### Problem statement
Whenever a line below includes the string "UnLock", show it.
== Segment start ==
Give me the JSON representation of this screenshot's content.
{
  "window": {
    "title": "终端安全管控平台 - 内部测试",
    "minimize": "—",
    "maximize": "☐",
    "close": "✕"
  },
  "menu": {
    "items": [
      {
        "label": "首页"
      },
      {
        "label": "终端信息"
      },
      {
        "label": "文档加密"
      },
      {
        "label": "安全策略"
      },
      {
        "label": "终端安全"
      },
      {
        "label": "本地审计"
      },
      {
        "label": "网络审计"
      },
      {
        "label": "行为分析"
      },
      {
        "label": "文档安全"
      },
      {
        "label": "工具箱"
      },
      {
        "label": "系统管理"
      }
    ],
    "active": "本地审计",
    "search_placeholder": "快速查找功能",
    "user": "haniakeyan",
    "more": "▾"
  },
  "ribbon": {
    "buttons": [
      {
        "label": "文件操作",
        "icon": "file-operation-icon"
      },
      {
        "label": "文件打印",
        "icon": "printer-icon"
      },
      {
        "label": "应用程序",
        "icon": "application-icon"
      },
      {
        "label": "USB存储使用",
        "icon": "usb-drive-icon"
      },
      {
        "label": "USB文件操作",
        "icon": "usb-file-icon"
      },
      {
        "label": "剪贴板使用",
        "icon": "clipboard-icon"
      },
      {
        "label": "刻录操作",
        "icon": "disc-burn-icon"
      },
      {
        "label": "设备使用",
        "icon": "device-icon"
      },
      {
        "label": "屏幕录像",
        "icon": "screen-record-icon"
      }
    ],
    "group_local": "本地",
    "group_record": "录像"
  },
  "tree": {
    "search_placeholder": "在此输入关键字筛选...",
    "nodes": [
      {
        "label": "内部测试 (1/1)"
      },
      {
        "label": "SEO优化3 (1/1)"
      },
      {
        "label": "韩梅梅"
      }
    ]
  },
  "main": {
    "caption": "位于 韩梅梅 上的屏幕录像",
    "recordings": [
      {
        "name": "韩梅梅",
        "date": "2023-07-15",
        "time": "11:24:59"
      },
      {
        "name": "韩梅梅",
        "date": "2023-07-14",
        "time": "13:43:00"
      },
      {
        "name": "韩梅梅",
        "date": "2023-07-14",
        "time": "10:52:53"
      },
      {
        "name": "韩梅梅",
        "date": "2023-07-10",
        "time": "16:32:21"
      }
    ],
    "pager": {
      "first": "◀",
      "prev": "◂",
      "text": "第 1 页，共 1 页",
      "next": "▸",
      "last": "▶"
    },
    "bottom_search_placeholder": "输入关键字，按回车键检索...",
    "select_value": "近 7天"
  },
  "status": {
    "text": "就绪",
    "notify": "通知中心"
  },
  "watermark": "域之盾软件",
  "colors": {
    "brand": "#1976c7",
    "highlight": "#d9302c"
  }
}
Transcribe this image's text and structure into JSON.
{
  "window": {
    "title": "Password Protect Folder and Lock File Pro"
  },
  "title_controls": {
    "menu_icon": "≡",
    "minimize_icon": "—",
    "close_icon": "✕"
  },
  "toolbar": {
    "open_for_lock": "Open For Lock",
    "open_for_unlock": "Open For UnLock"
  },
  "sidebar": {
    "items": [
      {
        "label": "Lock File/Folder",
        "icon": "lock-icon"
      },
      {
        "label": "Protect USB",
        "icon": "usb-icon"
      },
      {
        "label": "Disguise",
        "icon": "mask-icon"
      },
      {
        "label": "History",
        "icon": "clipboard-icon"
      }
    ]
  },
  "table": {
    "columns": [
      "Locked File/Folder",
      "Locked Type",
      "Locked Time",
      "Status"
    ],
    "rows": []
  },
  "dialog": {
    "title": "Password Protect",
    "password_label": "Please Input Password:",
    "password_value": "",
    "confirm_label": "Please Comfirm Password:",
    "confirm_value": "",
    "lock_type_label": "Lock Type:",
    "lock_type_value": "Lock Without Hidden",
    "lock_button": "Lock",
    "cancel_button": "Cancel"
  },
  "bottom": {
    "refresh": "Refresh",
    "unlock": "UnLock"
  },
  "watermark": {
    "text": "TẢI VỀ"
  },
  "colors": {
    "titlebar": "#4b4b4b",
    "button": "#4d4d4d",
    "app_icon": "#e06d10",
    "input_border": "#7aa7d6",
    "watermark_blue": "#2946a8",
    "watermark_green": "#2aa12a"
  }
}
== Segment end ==
### Answer for the task
    "open_for_unlock": "Open For UnLock"
    "unlock": "UnLock"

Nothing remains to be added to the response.